# If the fine-structure constant was very large could positronium have negative mass?

Positronium is an atom with one electron and one positron. It's mass is 1.022MeV which is almost twice the electron mass: The ground-state (1S orbital) binding energy of -6.8eV reduces the total mass ever so slightly.

The ratio of mass to binding energy is very close to $$8\alpha^2$$ where $$\alpha$$ is the fine structure constant of about 1/137. This is not a coincidence: $$\alpha^2$$ determines how strong relativistic effects are in QED.

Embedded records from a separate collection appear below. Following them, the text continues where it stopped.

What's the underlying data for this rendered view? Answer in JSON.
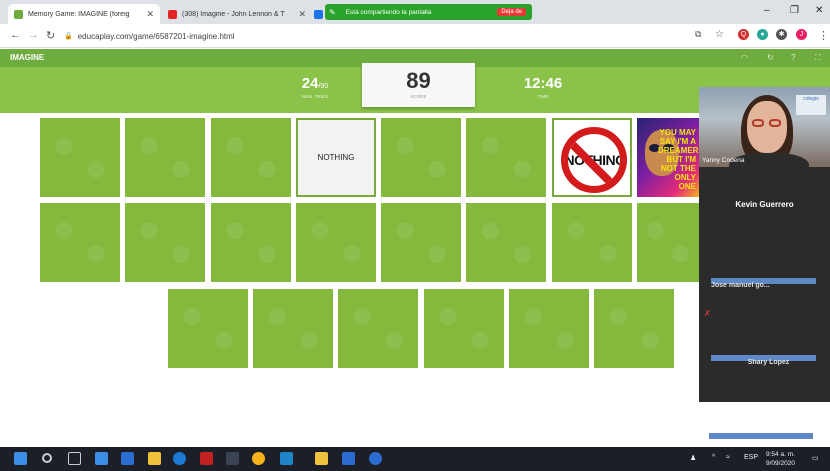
{
  "browser": {
    "tabs": [
      {
        "title": "Memory Game: IMAGINE (foreig",
        "active": true,
        "favicon_color": "#6fac3f"
      },
      {
        "title": "(308) Imagine - John Lennon & T",
        "active": false,
        "favicon_color": "#e52525"
      },
      {
        "title": "",
        "active": false,
        "favicon_color": "#1a73e8"
      }
    ],
    "share_banner": {
      "message": "Está compartiendo la pantalla",
      "stop_label": "Deja de"
    },
    "address": "educaplay.com/game/6587201-imagine.html",
    "window_controls": [
      "–",
      "❐",
      "✕"
    ]
  },
  "game": {
    "title": "IMAGINE",
    "stats": {
      "tries": {
        "value": "24",
        "suffix": "/90",
        "label": "NUM. TRIES"
      },
      "score": {
        "value": "89",
        "label": "SCORE"
      },
      "time": {
        "value": "12:46",
        "label": "TIME"
      }
    },
    "revealed": {
      "text_card": "NOTHING",
      "image_card_word": "NOTHING",
      "poster_text": "YOU MAY SAY I'M A DREAMER BUT I'M NOT THE ONLY ONE"
    },
    "toolbar_icons": [
      "sound-icon",
      "restart-icon",
      "help-icon",
      "fullscreen-icon"
    ]
  },
  "video_call": {
    "speaker": "Yanny Codena",
    "participants": [
      "Kevin Guerrero",
      "Jose manuel go...",
      "Shary Lopez"
    ],
    "sign_text": "colegio"
  },
  "taskbar": {
    "language": "ESP",
    "time": "9:54 a. m.",
    "date": "9/09/2020"
  }
}
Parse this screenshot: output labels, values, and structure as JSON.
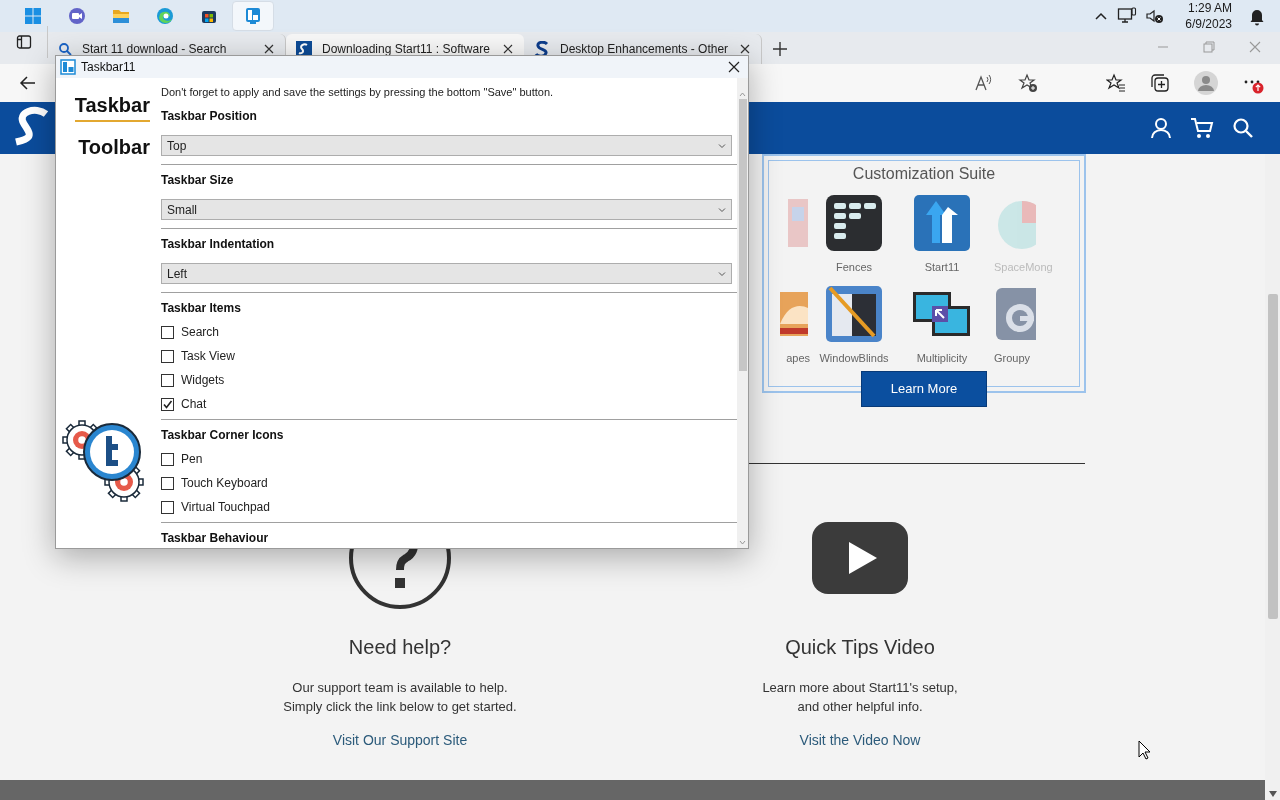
{
  "taskbar": {
    "time": "1:29 AM",
    "date": "6/9/2023"
  },
  "browser": {
    "tabs": [
      {
        "title": "Start 11 download - Search",
        "selected": false
      },
      {
        "title": "Downloading Start11 : Software",
        "selected": true
      },
      {
        "title": "Desktop Enhancements - Other",
        "selected": false
      }
    ]
  },
  "site": {
    "promo": {
      "heading": "Customization Suite",
      "rows": [
        [
          "",
          "Fences",
          "Start11",
          "SpaceMong"
        ],
        [
          "apes",
          "WindowBlinds",
          "Multiplicity",
          "Groupy"
        ]
      ],
      "button": "Learn More"
    },
    "panels": [
      {
        "kind": "help",
        "title": "Need help?",
        "lines": [
          "Our support team is available to help.",
          "Simply click the link below to get started."
        ],
        "link": "Visit Our Support Site"
      },
      {
        "kind": "video",
        "title": "Quick Tips Video",
        "lines": [
          "Learn more about Start11's setup,",
          "and other helpful info."
        ],
        "link": "Visit the Video Now"
      }
    ]
  },
  "dialog": {
    "title": "Taskbar11",
    "nav": [
      {
        "label": "Taskbar",
        "selected": true
      },
      {
        "label": "Toolbar",
        "selected": false
      }
    ],
    "note": "Don't forget to apply and save the settings by pressing the bottom \"Save\" button.",
    "sections": [
      {
        "kind": "select",
        "heading": "Taskbar Position",
        "value": "Top"
      },
      {
        "kind": "select",
        "heading": "Taskbar Size",
        "value": "Small"
      },
      {
        "kind": "select",
        "heading": "Taskbar Indentation",
        "value": "Left"
      },
      {
        "kind": "checks",
        "heading": "Taskbar Items",
        "items": [
          {
            "label": "Search",
            "checked": false
          },
          {
            "label": "Task View",
            "checked": false
          },
          {
            "label": "Widgets",
            "checked": false
          },
          {
            "label": "Chat",
            "checked": true
          }
        ]
      },
      {
        "kind": "checks",
        "heading": "Taskbar Corner Icons",
        "items": [
          {
            "label": "Pen",
            "checked": false
          },
          {
            "label": "Touch Keyboard",
            "checked": false
          },
          {
            "label": "Virtual Touchpad",
            "checked": false
          }
        ]
      },
      {
        "kind": "heading",
        "heading": "Taskbar Behaviour"
      }
    ]
  }
}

So just make $$\alpha > \sqrt {8}$$ and get a negative ground-state mass? My reasoning is no. QED is pertubative: you get a Taylor series in $$\alpha$$ and neglect high order terms. If $$\alpha$$ was large this process wouldn't work.

My understanding is that negative mass in a vacuum is nonsensical and the mass of positronium would stay positive no matter how big $$\alpha$$ became. Is this reasoning correct?

• The question is how $mc^2$ depends on $\alpha$. Commented Feb 7 at 10:59
• Ground state binding energy is $-6.8 eV$, not $6.8$,- you forgot negative sign. So if you'll subtract negative binding,- you'll get positive increased total energy. Otherwise, you will not get 1.022 MeV. Commented Feb 7 at 12:56
• @AgniusVasiliauskas You are wrong on both counts. The mass of positronium is lower than the mass of two electrons by the binding energy. And whether or not the 6.8eV reduces the mass, the mass still rounds to 1.022MeV. Two free electrons have a mass of 1.0219979MeV. The binding energy is 6.8eV=0.0000068MeV for a total of 1.0218811MeV. Whether or not the "binding energy" is negative depends on your convention - if you think binding energy should be added to mass energy, then it is negative. If you think it should be subtracted, it is positive. But it is definitely true that the mass is reduced. Commented Feb 8 at 18:04
• Yes, you are right. I understood that I've made an error in analysis too lately. I've removed my answer for similar reasons, but forgot to delete the comment. Everybody makes mistakes. The only thing I may not fully agree with you is ground energy sign. As I've understood it, it's accepted to let energy be negative in bounded system, and positive in unbounded ones. But maybe you are right here too in respect that sign can just indicate energy difference with respect to some reference frame, similarly like for gravitational potential energy Commented Feb 8 at 18:56

If $$\alpha$$ is too large, the electron and positron will annihilate before positronium can form.
The hand-waving explanation is that as the electron and positron approach each other, at some distance it becomes energetically possible for an $$e^+e^-$$ pair to pop out of the vacuum between initial electron and positron. The $$e^-$$ from the pair will annihilate with the initial positron and the $$e^+$$ will annihilate with the initial electron producing photons. This will happen before any positronium state can form.